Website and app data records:
Segment Open

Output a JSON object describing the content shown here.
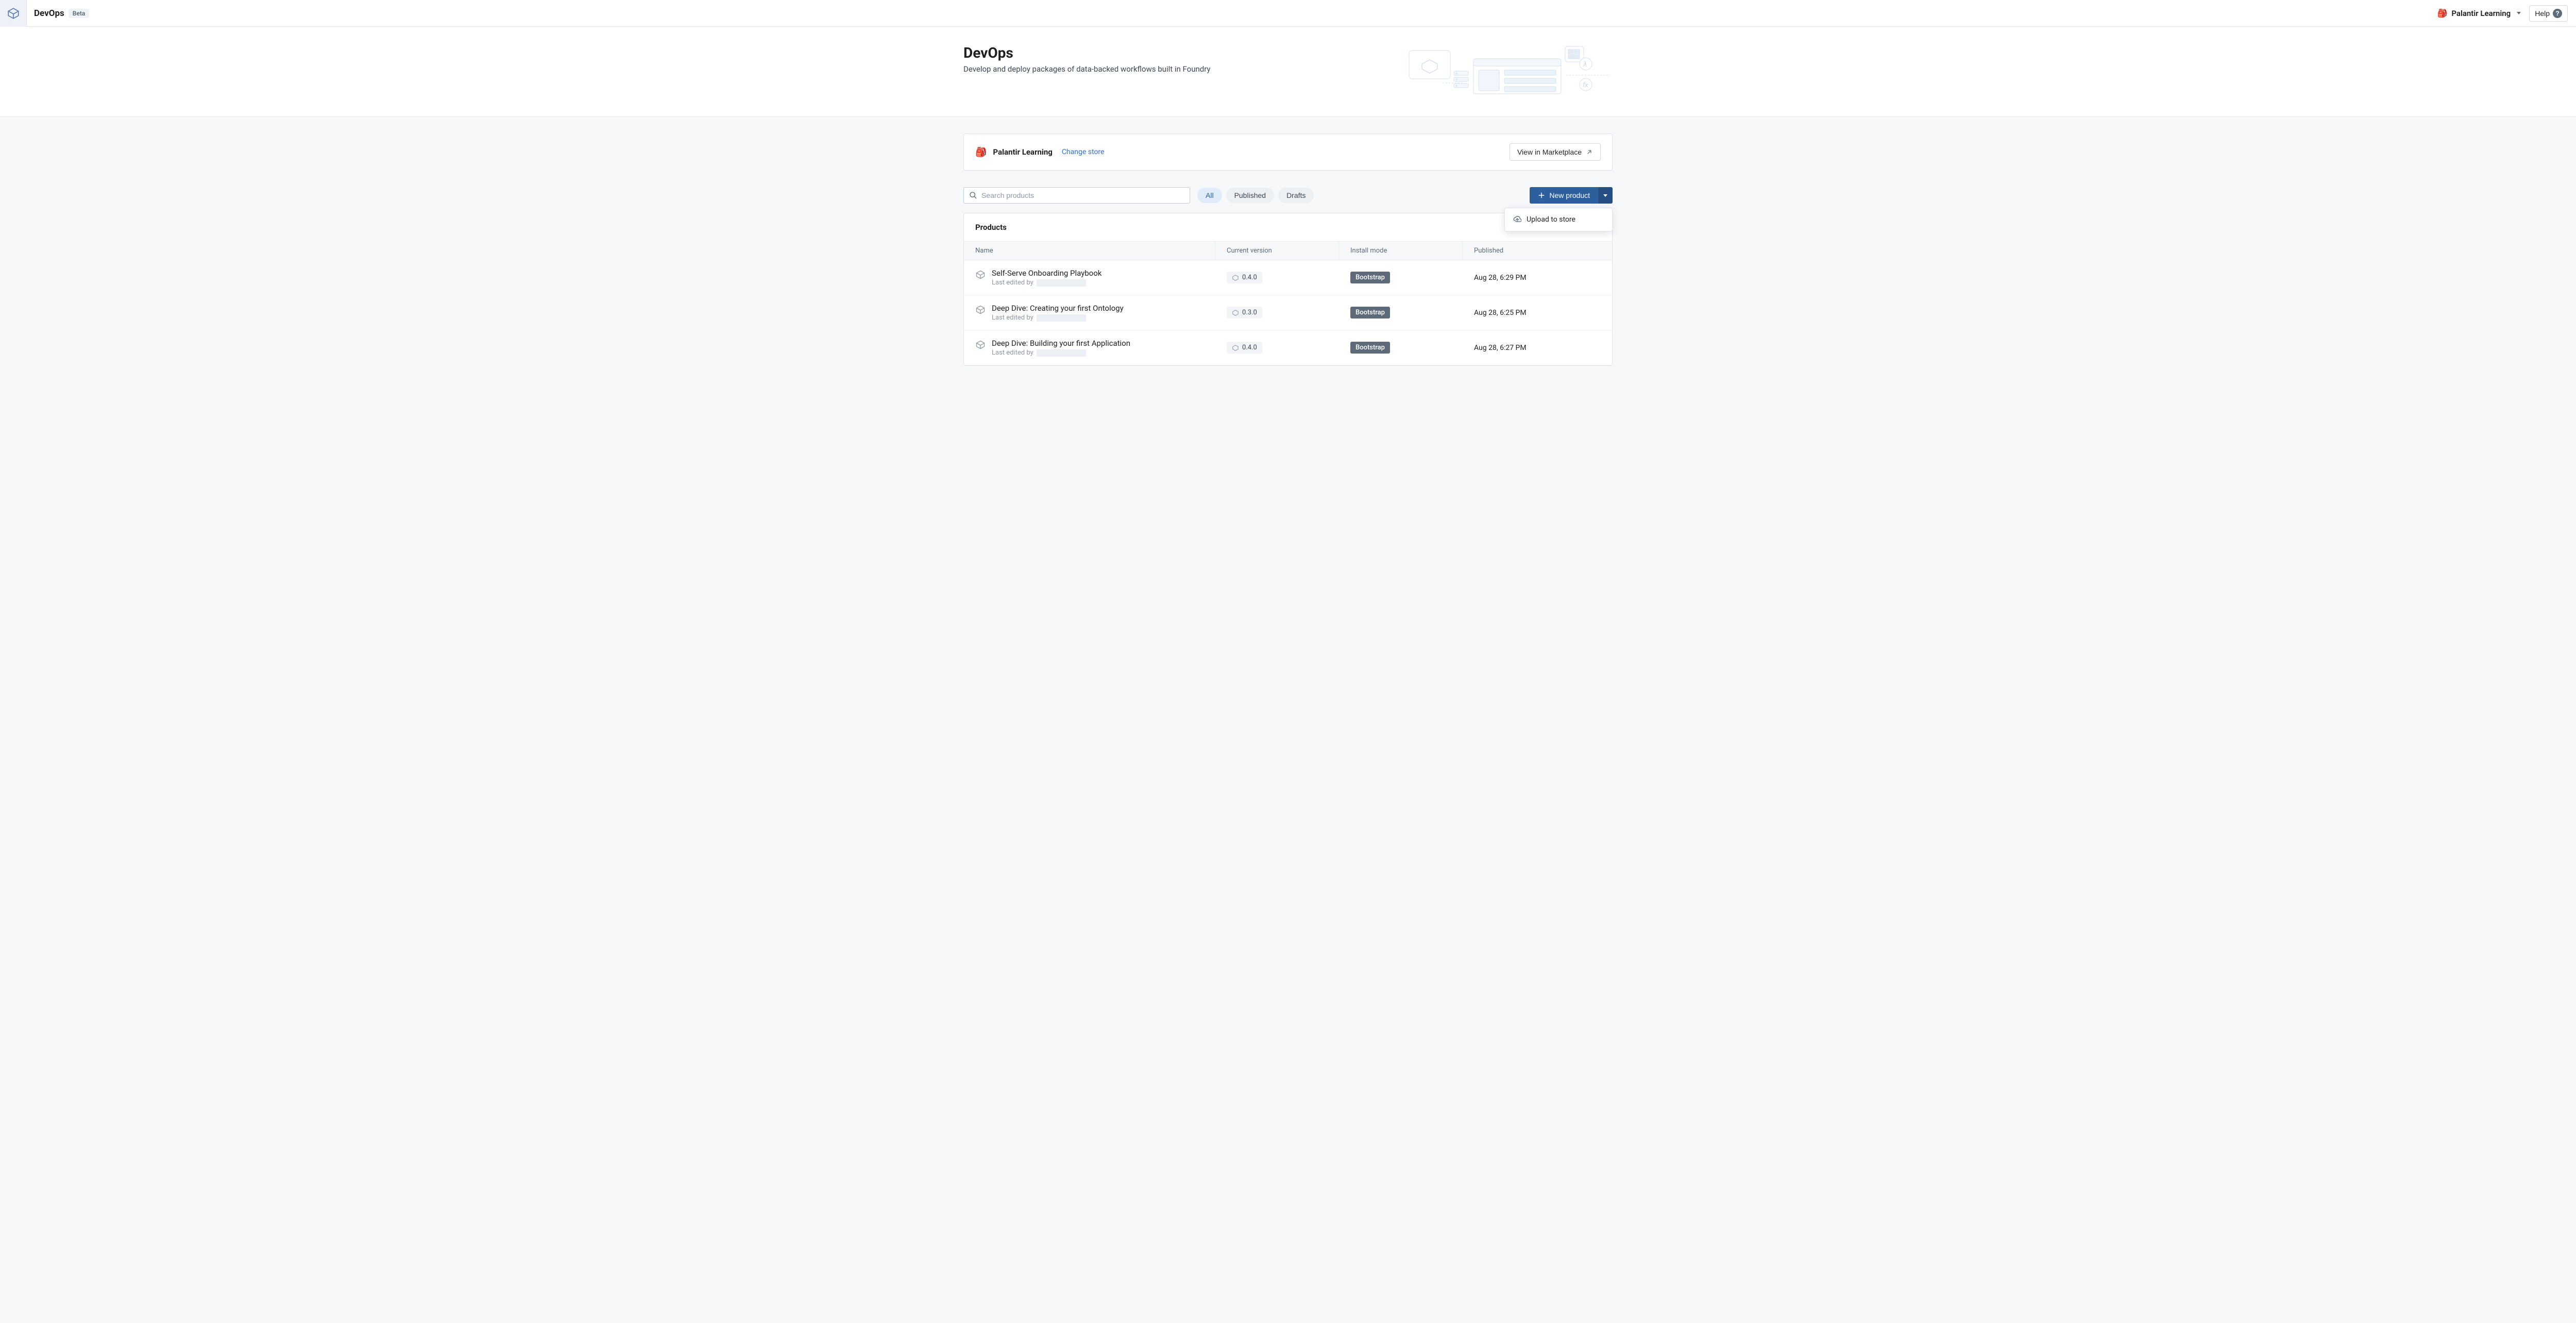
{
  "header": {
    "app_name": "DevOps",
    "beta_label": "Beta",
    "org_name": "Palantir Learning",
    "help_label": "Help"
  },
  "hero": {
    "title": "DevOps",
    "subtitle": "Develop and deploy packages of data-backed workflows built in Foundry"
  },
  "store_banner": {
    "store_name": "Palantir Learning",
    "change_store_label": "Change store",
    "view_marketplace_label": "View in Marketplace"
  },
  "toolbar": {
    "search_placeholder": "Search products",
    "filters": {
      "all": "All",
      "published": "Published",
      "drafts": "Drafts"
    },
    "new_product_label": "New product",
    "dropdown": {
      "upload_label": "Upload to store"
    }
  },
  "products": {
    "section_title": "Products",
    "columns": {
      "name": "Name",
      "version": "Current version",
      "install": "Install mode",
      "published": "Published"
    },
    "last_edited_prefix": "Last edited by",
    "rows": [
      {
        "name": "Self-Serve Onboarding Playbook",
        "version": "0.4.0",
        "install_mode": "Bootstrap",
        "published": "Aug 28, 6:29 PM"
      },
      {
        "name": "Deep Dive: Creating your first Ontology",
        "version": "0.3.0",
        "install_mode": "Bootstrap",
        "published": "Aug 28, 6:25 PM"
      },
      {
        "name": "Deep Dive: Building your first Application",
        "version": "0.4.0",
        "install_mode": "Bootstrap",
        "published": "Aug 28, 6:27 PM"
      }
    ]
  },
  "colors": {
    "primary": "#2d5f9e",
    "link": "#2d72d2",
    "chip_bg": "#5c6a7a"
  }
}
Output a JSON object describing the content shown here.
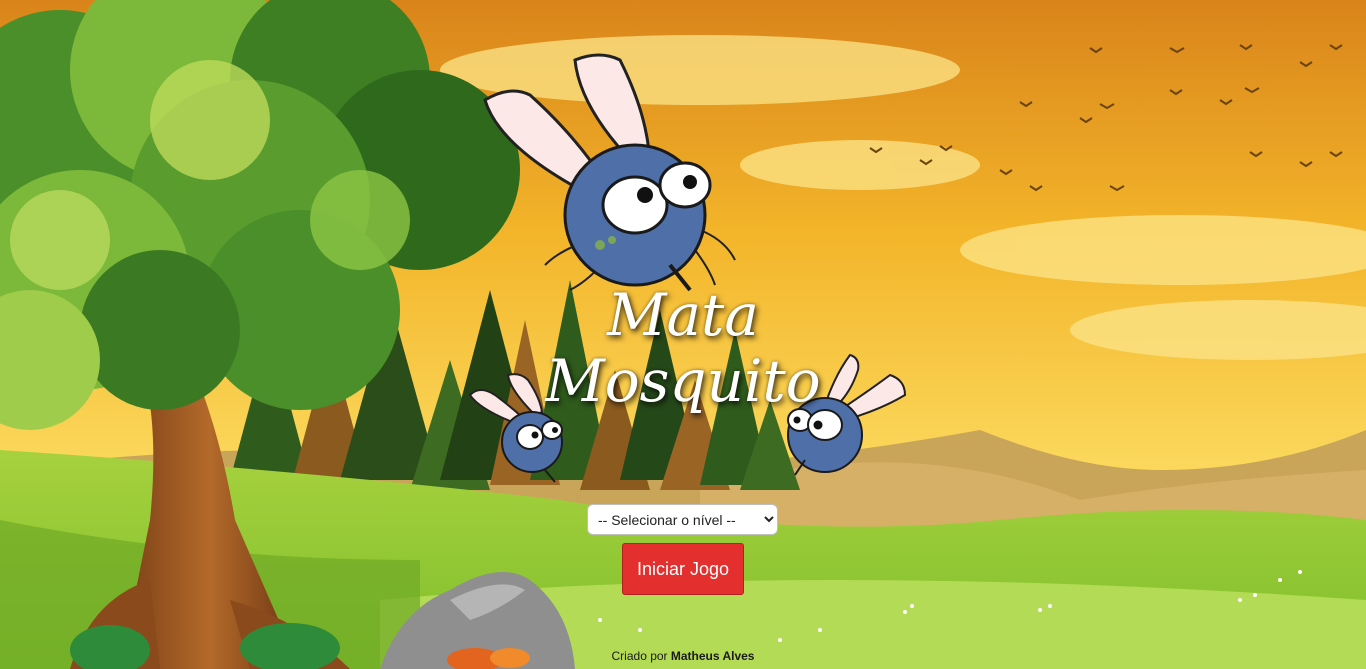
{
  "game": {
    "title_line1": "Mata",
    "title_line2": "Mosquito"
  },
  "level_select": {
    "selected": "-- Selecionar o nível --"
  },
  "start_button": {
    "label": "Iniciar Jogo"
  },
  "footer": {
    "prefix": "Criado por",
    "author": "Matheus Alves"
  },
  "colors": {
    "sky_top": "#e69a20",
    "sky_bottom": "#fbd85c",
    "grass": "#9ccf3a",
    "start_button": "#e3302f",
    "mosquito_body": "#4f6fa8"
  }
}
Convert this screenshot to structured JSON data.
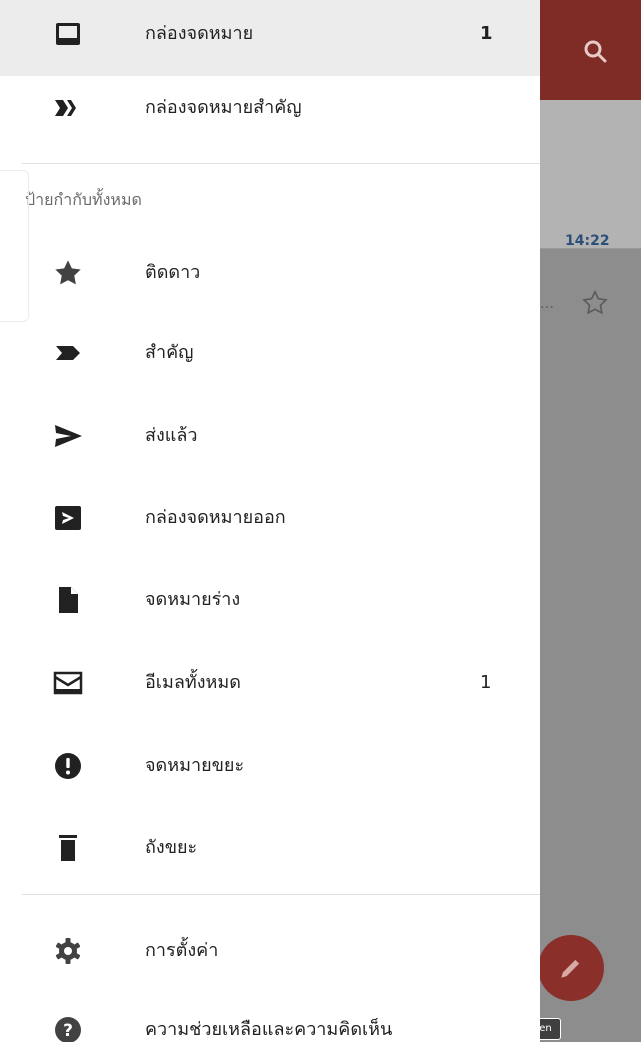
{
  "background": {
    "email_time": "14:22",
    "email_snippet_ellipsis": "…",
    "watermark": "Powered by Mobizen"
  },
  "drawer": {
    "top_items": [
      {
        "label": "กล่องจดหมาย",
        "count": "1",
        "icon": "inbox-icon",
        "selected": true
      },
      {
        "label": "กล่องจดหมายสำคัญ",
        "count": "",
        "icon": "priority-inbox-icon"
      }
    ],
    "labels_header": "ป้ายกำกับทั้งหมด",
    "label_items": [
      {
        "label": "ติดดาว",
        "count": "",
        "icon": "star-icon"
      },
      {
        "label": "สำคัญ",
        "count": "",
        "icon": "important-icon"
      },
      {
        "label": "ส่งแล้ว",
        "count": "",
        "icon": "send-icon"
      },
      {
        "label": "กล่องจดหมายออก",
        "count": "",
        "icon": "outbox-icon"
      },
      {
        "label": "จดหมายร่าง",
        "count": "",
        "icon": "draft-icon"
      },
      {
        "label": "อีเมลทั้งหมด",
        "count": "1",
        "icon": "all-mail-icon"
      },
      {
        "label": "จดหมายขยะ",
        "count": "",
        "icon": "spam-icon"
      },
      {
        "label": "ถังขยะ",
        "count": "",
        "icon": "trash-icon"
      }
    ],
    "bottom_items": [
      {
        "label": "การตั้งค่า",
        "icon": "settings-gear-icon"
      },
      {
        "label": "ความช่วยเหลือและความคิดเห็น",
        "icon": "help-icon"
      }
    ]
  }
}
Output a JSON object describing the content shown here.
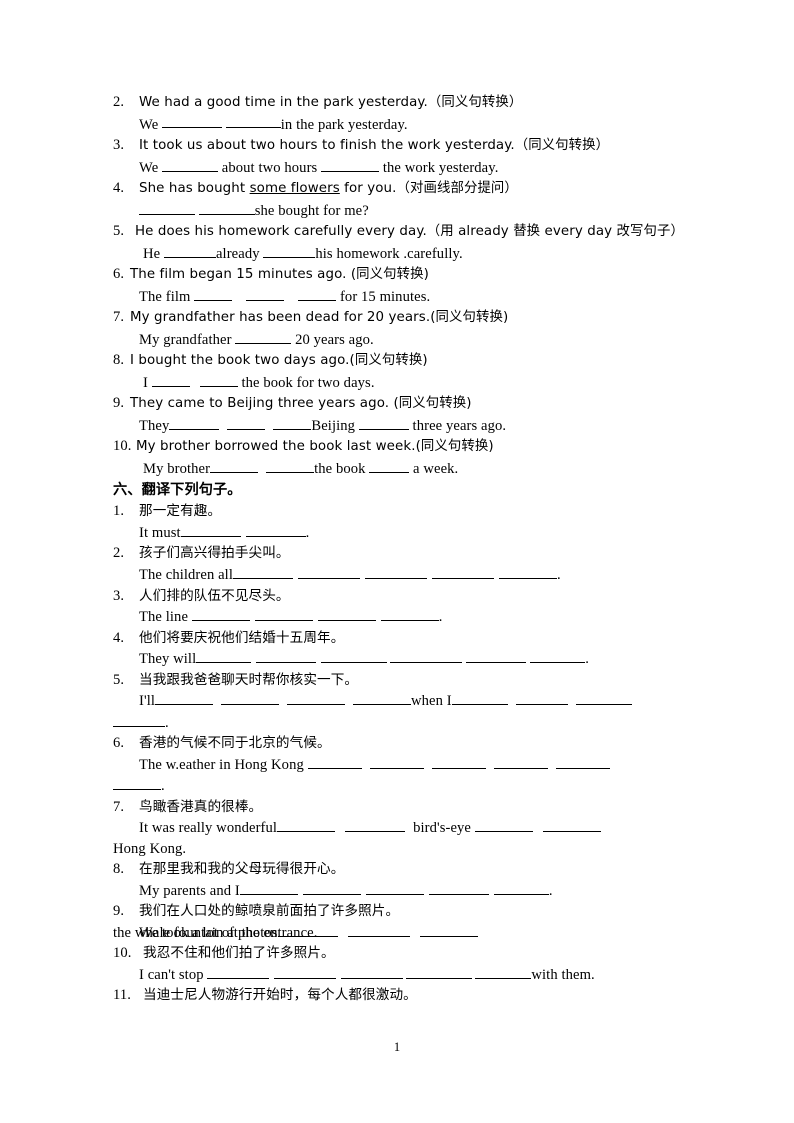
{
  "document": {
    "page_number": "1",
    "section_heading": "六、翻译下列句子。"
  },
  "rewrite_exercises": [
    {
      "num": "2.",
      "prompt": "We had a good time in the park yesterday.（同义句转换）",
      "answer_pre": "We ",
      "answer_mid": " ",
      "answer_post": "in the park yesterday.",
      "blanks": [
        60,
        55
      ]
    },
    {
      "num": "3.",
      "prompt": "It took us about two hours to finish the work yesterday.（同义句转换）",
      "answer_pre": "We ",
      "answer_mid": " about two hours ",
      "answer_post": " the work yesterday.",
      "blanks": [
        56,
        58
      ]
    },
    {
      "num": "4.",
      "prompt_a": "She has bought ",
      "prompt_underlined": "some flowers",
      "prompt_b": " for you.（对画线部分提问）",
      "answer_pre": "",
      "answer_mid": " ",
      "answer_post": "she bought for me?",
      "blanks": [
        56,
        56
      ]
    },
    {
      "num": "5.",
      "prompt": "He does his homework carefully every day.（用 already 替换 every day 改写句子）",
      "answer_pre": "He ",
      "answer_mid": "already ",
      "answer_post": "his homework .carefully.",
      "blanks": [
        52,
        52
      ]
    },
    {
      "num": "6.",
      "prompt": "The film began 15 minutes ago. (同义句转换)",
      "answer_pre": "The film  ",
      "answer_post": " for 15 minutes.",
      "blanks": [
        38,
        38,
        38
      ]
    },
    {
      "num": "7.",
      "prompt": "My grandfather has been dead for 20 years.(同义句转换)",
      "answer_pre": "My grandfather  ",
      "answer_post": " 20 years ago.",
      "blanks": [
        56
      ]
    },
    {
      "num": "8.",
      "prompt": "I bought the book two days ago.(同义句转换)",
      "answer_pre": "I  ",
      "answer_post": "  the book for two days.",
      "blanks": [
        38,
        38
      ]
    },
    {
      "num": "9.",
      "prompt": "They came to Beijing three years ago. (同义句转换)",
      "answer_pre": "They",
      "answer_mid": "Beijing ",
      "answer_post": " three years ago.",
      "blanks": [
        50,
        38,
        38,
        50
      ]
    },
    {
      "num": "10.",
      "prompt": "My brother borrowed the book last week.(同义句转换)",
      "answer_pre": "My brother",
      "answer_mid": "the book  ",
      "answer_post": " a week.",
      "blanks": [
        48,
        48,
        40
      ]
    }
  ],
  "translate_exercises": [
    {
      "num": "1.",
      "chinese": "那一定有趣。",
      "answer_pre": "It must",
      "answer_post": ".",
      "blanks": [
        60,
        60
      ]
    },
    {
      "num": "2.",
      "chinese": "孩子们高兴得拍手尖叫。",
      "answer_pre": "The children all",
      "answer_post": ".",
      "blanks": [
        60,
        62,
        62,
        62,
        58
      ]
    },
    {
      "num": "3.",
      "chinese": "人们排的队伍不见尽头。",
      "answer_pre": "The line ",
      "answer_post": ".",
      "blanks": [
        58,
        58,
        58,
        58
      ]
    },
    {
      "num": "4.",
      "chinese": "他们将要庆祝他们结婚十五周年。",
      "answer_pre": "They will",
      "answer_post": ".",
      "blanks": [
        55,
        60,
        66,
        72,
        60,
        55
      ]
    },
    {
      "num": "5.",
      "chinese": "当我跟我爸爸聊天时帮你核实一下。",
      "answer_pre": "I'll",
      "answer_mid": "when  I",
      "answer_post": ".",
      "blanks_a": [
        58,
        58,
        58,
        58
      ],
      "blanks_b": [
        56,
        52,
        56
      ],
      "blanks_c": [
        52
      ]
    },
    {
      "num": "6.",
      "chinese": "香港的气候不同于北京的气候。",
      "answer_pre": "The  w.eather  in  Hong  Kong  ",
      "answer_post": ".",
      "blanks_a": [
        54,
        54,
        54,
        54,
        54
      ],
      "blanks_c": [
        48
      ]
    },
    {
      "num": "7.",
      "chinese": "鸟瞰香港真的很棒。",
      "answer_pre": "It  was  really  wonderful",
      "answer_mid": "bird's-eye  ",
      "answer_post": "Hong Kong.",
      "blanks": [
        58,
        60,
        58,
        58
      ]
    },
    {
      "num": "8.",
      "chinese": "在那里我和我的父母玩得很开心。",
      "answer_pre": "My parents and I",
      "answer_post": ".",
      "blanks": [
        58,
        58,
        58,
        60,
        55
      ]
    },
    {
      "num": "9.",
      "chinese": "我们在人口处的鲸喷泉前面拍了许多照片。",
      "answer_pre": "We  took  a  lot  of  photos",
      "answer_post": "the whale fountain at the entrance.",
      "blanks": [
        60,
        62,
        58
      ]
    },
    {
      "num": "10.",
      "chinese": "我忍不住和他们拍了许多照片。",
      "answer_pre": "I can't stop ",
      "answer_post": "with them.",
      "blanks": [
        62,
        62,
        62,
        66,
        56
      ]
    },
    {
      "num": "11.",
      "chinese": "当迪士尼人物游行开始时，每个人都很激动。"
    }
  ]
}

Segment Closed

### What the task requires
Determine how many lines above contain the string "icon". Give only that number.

### Response to this exercise
12